§ WHAT YOU ARE ASKED TO DO
Could the data below be copied out in full, word for word?

<<<<

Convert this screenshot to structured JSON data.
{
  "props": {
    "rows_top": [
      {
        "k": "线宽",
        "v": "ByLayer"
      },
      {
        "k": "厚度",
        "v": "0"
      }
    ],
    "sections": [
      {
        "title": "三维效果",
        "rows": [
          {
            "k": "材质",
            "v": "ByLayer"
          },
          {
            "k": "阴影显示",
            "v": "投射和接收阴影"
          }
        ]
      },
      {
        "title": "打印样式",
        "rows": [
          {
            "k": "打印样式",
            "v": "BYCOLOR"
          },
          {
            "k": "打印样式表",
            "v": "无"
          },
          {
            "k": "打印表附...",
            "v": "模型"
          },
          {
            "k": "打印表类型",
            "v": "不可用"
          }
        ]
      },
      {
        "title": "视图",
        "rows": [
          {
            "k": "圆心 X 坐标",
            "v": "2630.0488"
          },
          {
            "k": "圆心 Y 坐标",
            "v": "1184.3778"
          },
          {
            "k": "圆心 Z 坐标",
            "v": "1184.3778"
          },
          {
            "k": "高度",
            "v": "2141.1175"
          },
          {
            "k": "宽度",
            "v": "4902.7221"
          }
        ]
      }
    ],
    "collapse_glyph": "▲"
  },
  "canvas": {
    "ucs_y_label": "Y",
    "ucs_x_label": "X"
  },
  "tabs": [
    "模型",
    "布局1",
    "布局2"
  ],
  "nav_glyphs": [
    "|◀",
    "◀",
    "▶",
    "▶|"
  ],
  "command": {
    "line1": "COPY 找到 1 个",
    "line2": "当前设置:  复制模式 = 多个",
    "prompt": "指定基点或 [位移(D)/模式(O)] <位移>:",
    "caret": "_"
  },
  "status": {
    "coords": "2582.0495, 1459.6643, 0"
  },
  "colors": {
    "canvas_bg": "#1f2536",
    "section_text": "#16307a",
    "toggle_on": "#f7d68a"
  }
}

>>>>

§ YOUR SOLUTION
Convert this screenshot to structured JSON data.
{
  "props": {
    "rows_top": [
      {
        "k": "线宽",
        "v": "ByLayer"
      },
      {
        "k": "厚度",
        "v": "0"
      }
    ],
    "sections": [
      {
        "title": "三维效果",
        "rows": [
          {
            "k": "材质",
            "v": "ByLayer"
          },
          {
            "k": "阴影显示",
            "v": "投射和接收阴影"
          }
        ]
      },
      {
        "title": "打印样式",
        "rows": [
          {
            "k": "打印样式",
            "v": "BYCOLOR"
          },
          {
            "k": "打印样式表",
            "v": "无"
          },
          {
            "k": "打印表附...",
            "v": "模型"
          },
          {
            "k": "打印表类型",
            "v": "不可用"
          }
        ]
      },
      {
        "title": "视图",
        "rows": [
          {
            "k": "圆心 X 坐标",
            "v": "2630.0488"
          },
          {
            "k": "圆心 Y 坐标",
            "v": "1184.3778"
          },
          {
            "k": "圆心 Z 坐标",
            "v": "1184.3778"
          },
          {
            "k": "高度",
            "v": "2141.1175"
          },
          {
            "k": "宽度",
            "v": "4902.7221"
          }
        ]
      }
    ],
    "collapse_glyph": "▲"
  },
  "canvas": {
    "ucs_y_label": "Y",
    "ucs_x_label": "X"
  },
  "tabs": [
    "模型",
    "布局1",
    "布局2"
  ],
  "nav_glyphs": [
    "|◀",
    "◀",
    "▶",
    "▶|"
  ],
  "command": {
    "line1": "COPY 找到 1 个",
    "line2": "当前设置:  复制模式 = 多个",
    "prompt": "指定基点或 [位移(D)/模式(O)] <位移>:",
    "caret": "_"
  },
  "status": {
    "coords": "2582.0495, 1459.6643, 0"
  },
  "colors": {
    "canvas_bg": "#1f2536",
    "section_text": "#16307a",
    "toggle_on": "#f7d68a"
  }
}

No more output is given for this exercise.